Our extensive database of Harvard technologies is available for new product development opportunities that will strengthen your strategic portfolio.

Available Technology

Low-power, high-speed transducer detects forces at the nano-scale

Non-silicon based self-sensing strain measuring transducers

Markets Addressed

Most commercially available strain measuring transducers are silicon-based. Silicon-based sensors require roughly one milliwatt of power for operation, which limits the size of the cantilever and, therefore its potential frequency and imaging speed.

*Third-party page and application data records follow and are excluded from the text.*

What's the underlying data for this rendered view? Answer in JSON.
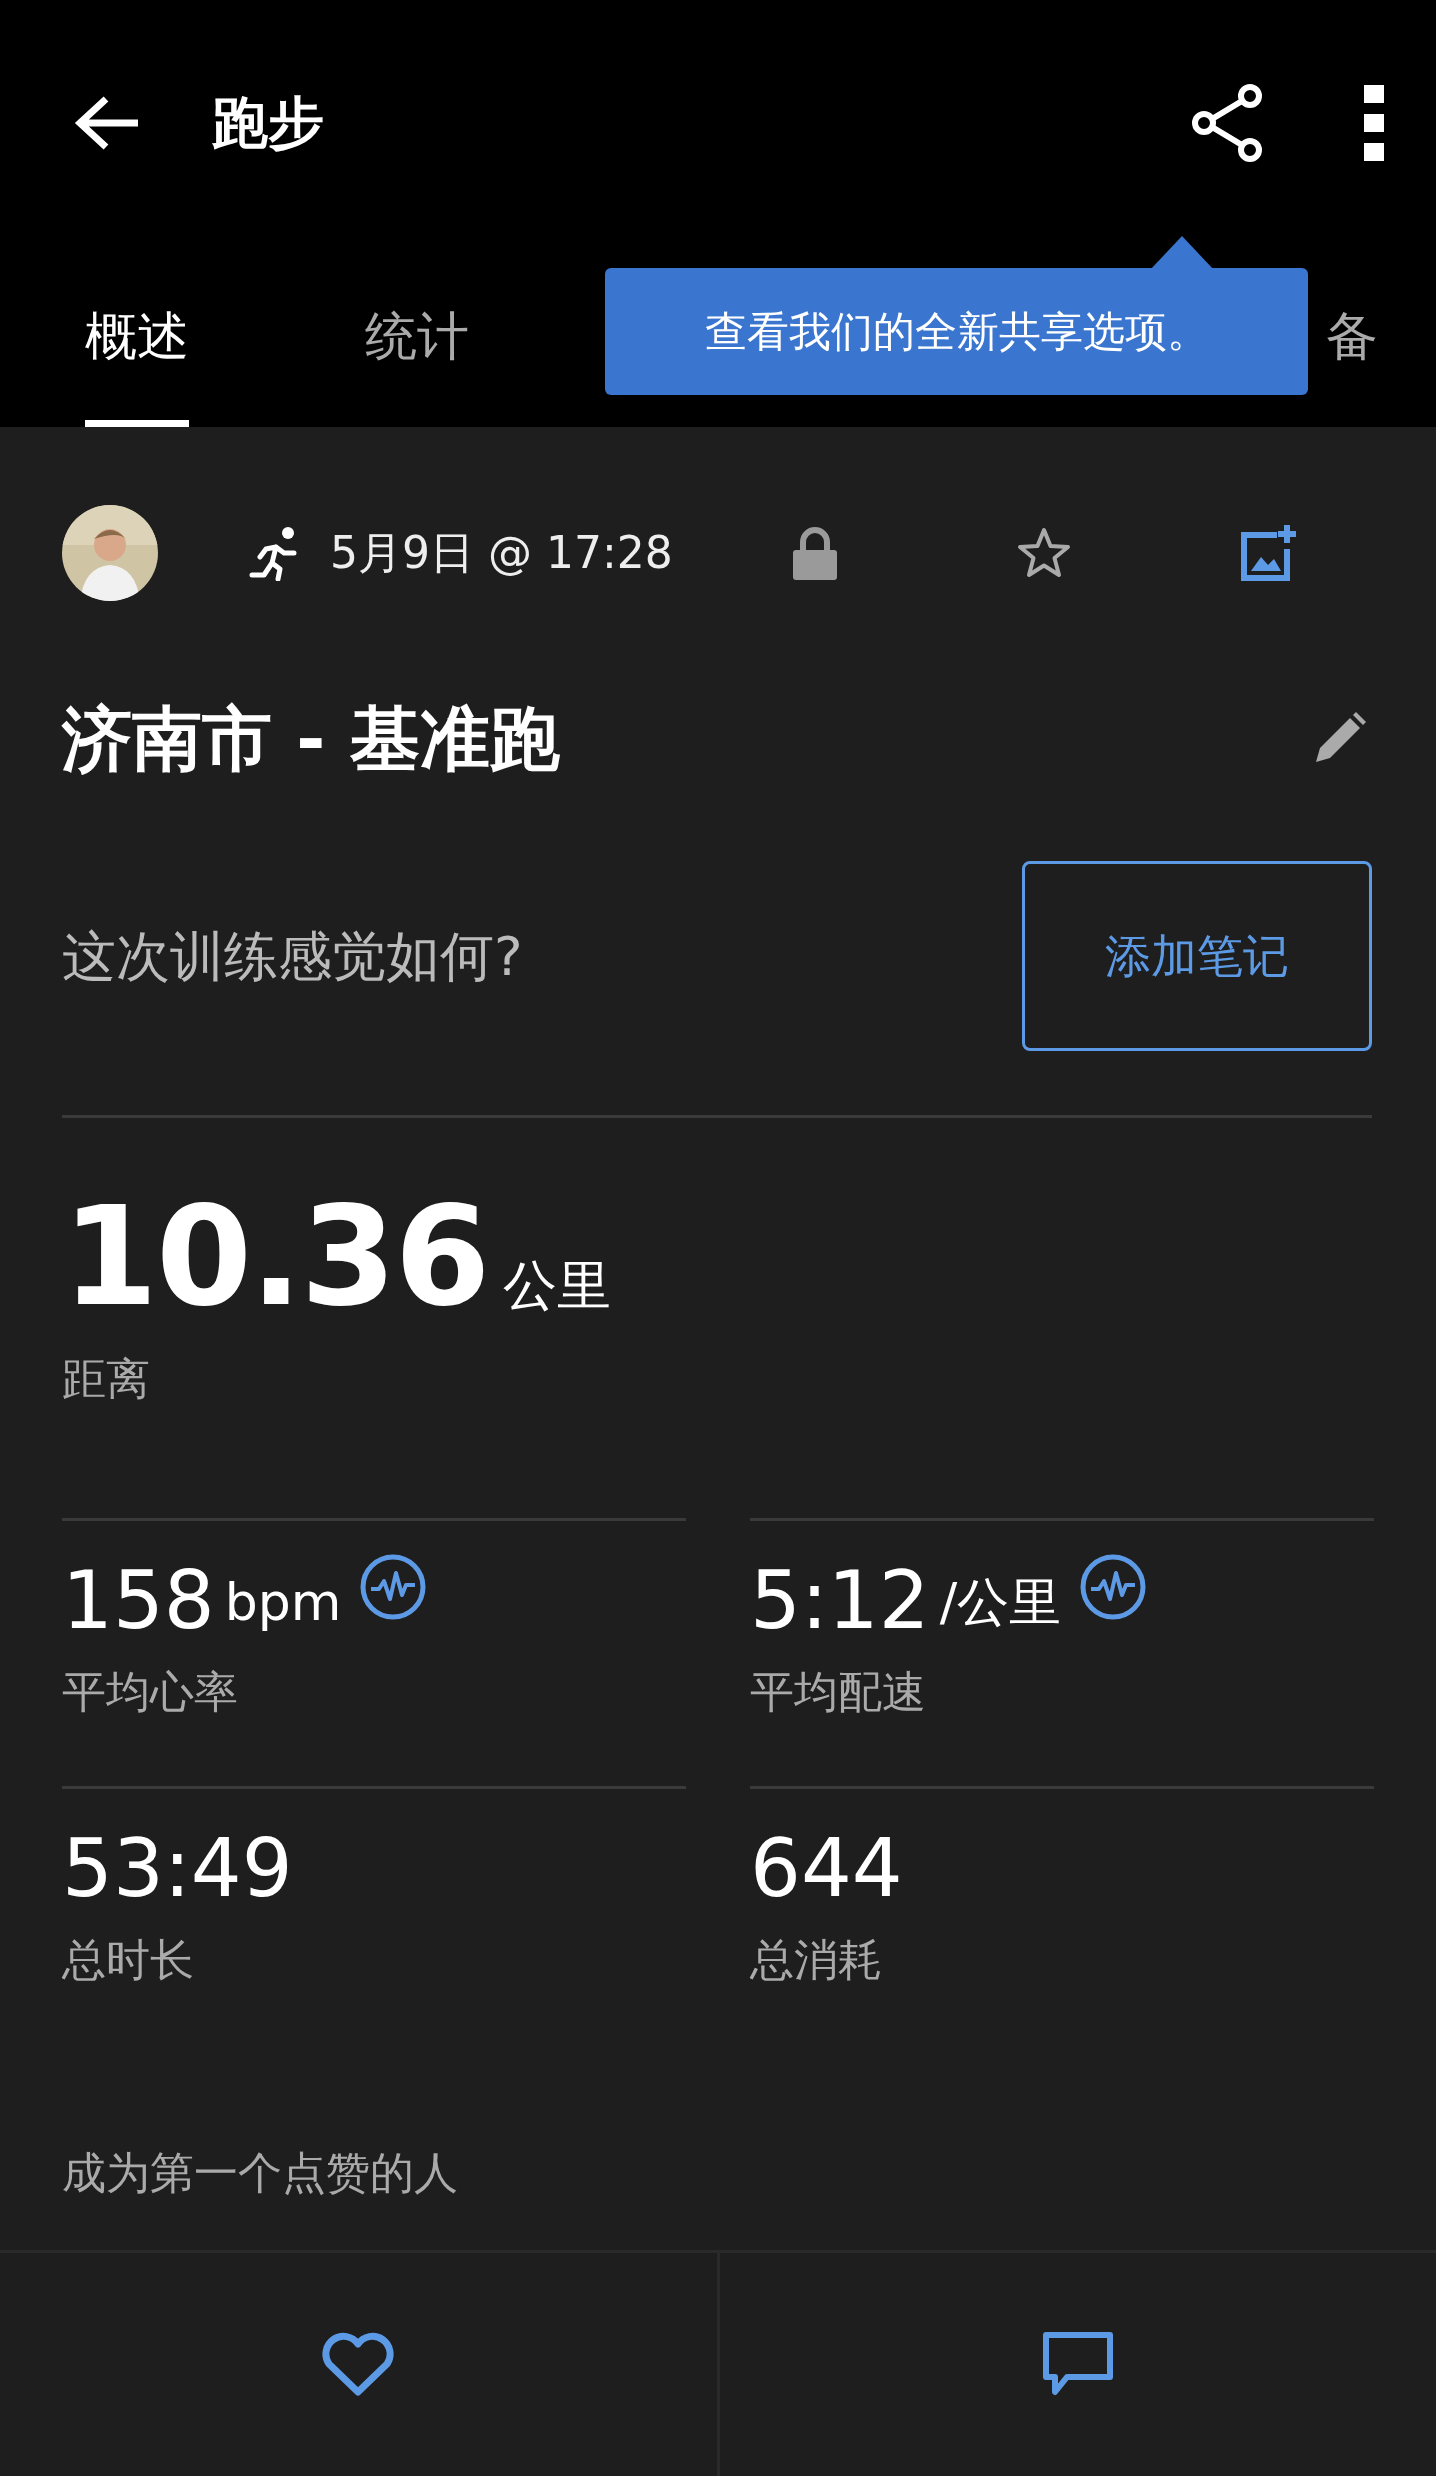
{
  "app_bar": {
    "title": "跑步"
  },
  "tabs": [
    {
      "label": "概述",
      "selected": true
    },
    {
      "label": "统计",
      "selected": false
    },
    {
      "label": "备",
      "selected": false
    }
  ],
  "tooltip": {
    "text": "查看我们的全新共享选项。"
  },
  "activity": {
    "date": "5月9日 @ 17:28",
    "title": "济南市 - 基准跑"
  },
  "feeling": {
    "question": "这次训练感觉如何?",
    "button": "添加笔记"
  },
  "distance": {
    "value": "10.36",
    "unit": "公里",
    "label": "距离"
  },
  "stats": [
    {
      "value": "158",
      "unit": "bpm",
      "label": "平均心率",
      "kind": "chart"
    },
    {
      "value": "5:12",
      "unit": "/公里",
      "label": "平均配速",
      "kind": "chart"
    },
    {
      "value": "53:49",
      "label": "总时长",
      "kind": "plain"
    },
    {
      "value": "644",
      "label": "总消耗",
      "kind": "plain"
    }
  ],
  "likes": {
    "text": "成为第一个点赞的人"
  }
}
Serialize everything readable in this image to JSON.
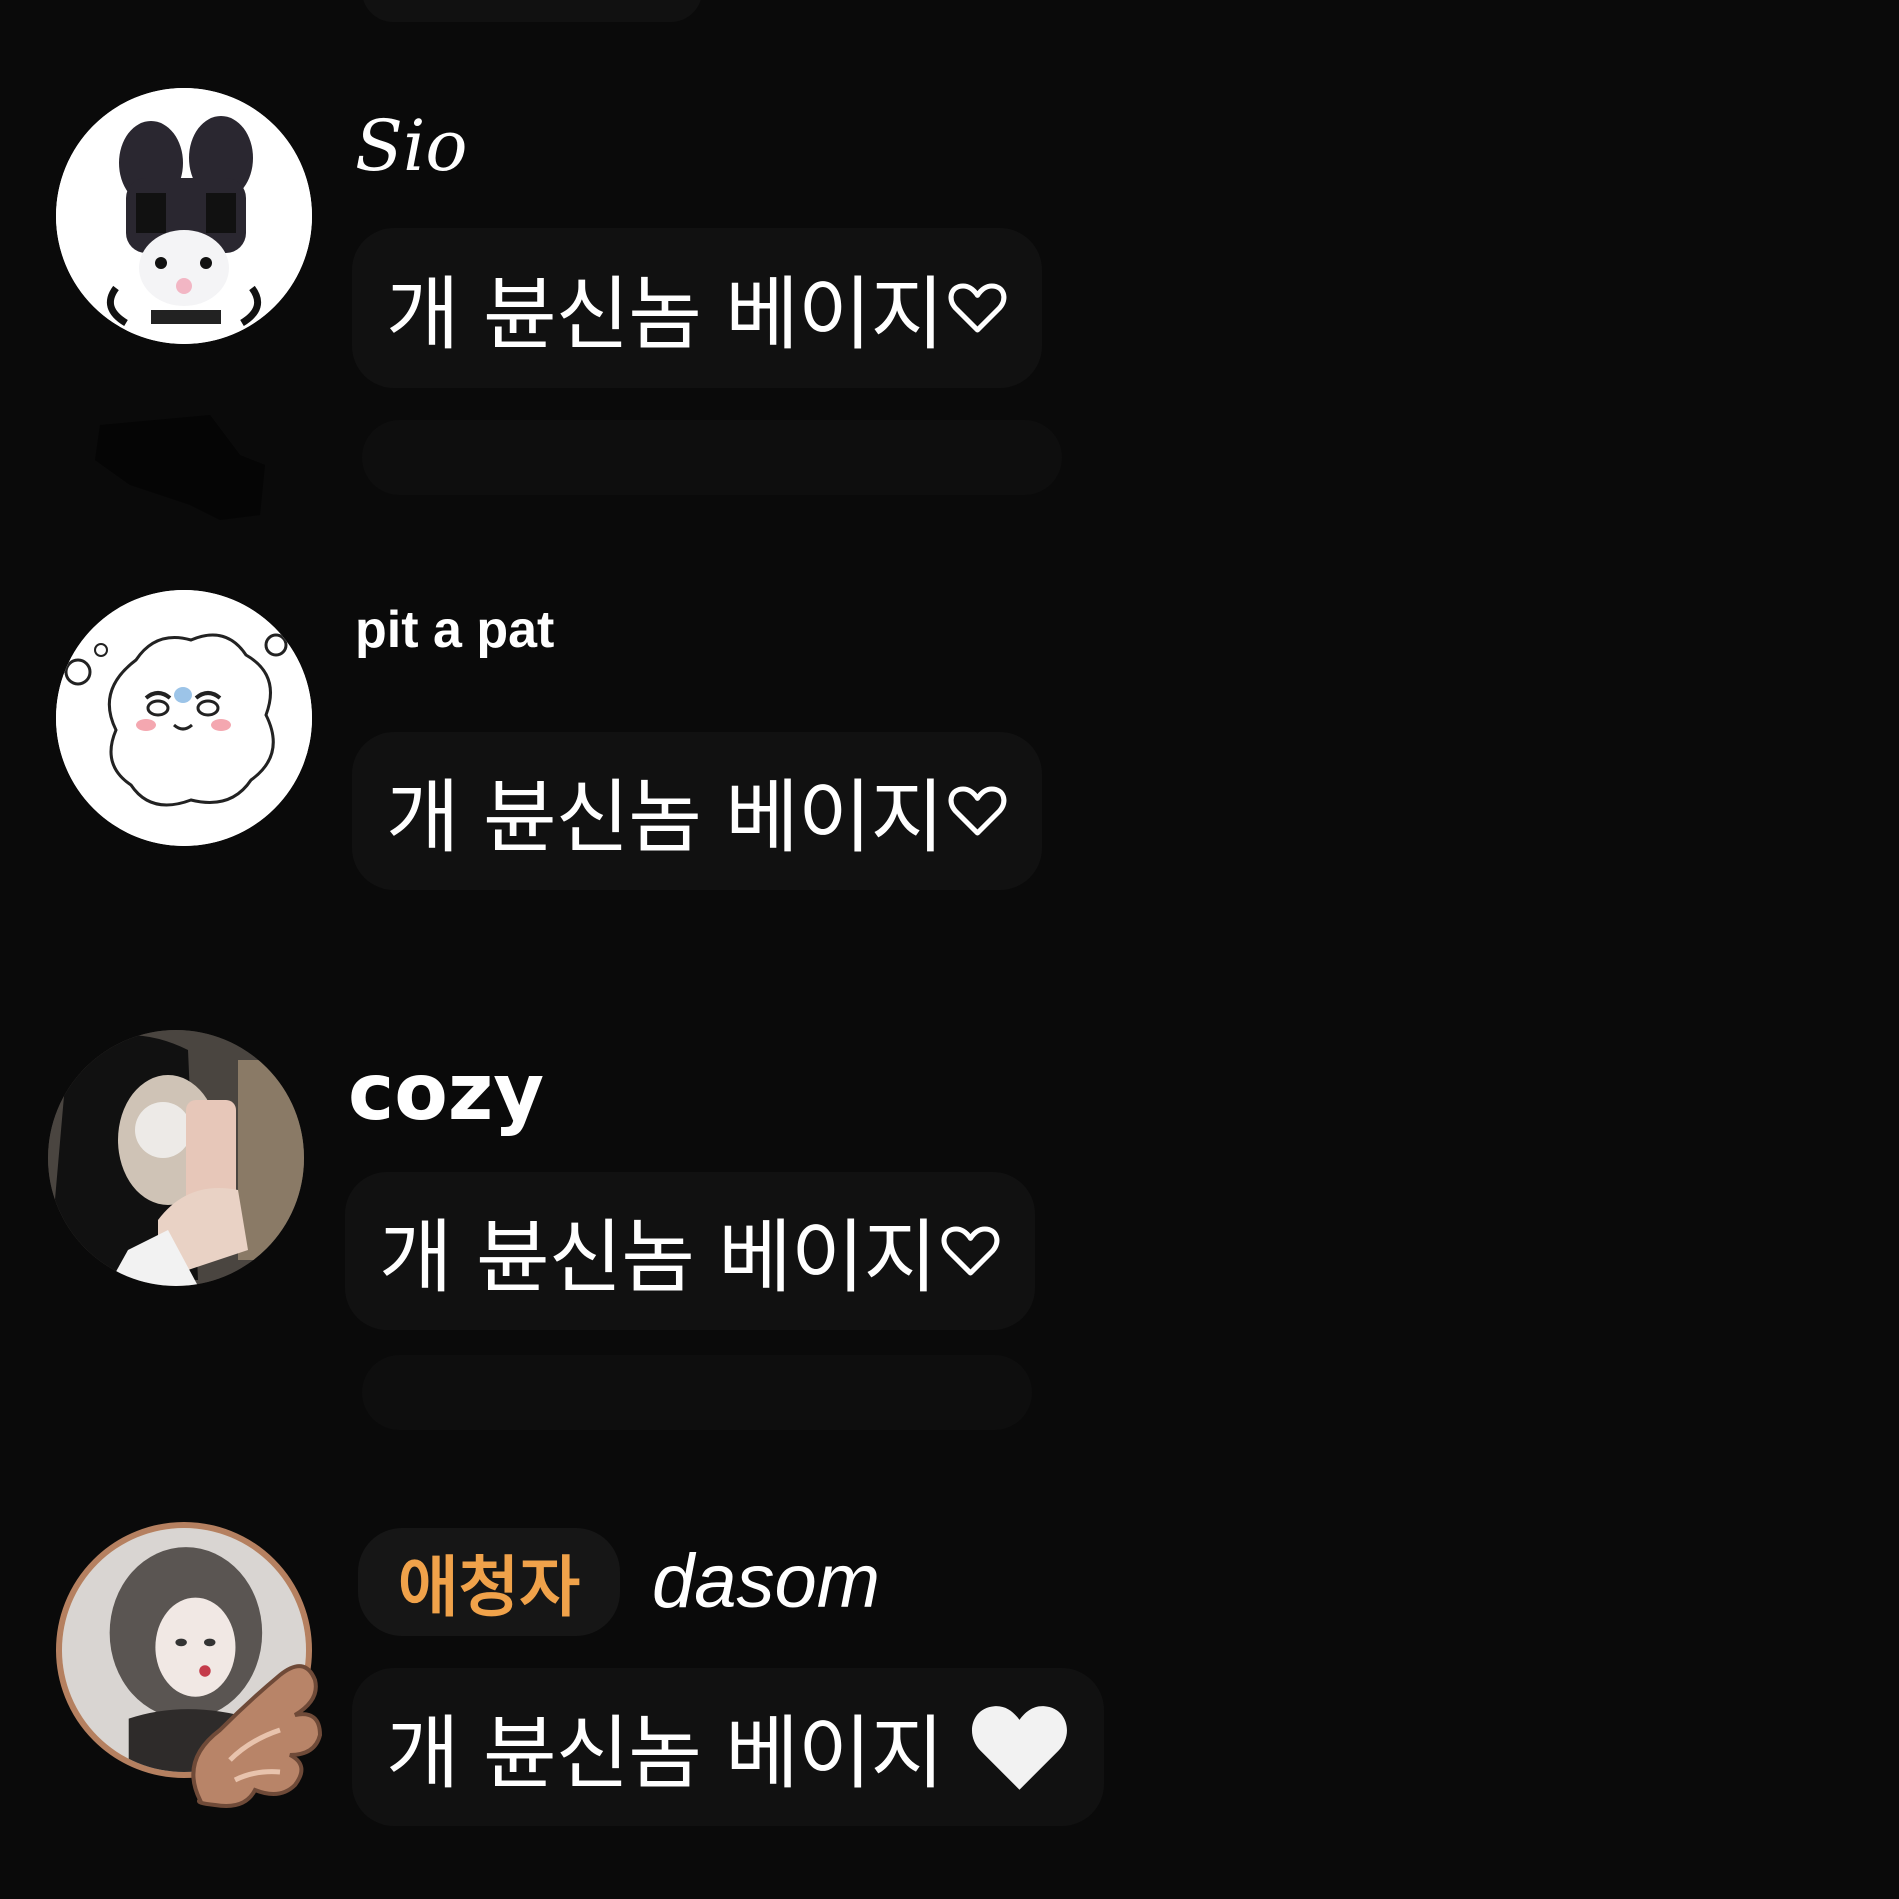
{
  "comments": [
    {
      "username": "Sio",
      "message": "개 뷴신놈 베이지",
      "emoji": "heart-outline-icon",
      "avatar": "bunny-avatar"
    },
    {
      "username": "pit a pat",
      "message": "개 뷴신놈 베이지",
      "emoji": "heart-outline-icon",
      "avatar": "sheep-avatar"
    },
    {
      "username": "cozy",
      "message": "개 뷴신놈 베이지",
      "emoji": "heart-outline-icon",
      "avatar": "selfie-avatar"
    },
    {
      "badge": "애청자",
      "username": "dasom",
      "message": "개 뷴신놈 베이지",
      "emoji": "white-heart-icon",
      "avatar": "illustration-avatar"
    }
  ],
  "colors": {
    "background": "#0a0a0a",
    "bubble": "#111111",
    "badge_text": "#f0a24a",
    "text": "#ffffff"
  }
}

Cantilevers fabricated with Gallium Arsenide Field Effect Transistors (GaAs FETs) have very low power dissipation (10 W), allowing the cantilever to be scaled to extremely small dimensions (3 x 2 x 0.129 m3). These dimensions enable the cantilever to operate at high resonant frequencies (11 MHz), thereby increasing its capacity to scan at high speeds.

Many commercial strain measuring transducers also use displacement sensors which operate separately from the cantilever, limiting sensitivity as size is reduced. Because the GaAs FET is incorporated directly into the cantilever structure, it is referred to as "self-sensing". This type of sensor gains force sensitivity as the size of the structure is reduced.

Innovations and Advantages

A strain-sensing transducer designed for detecting small forces in micro-electromechanical systems (MEMS) and nano-electromechanical systems (NEMS) has been reduced to practice and awarded a patent. Because it is fabricated with piezoelectric semiconducting materials, this transducer achieves higher speed and sensitivity than commercial transducers, which are typically made from piezoresistive materials.

The transducer is built with a field-effect transistor (FET) made from a GaAs/AlGaAs heterostructure containing a near surface two dimensional electron gas. The FET is etched into the base of a cantilever arm. A variable physical force applied to the cantilever subjects the FET to a variable strain, creating a piezoelectric effect. This effect results in an electrical response to the applied strain.

Additional Information

Intellectual Property Status: Issued U.S. patent nos.: 5,663,507

    Beck, Rex G.
    Westervelt, Robert M.

For further information, please contact:
Alan Gordon, Director of Business Development
(617) 384-5000
Reference Harvard Case #1247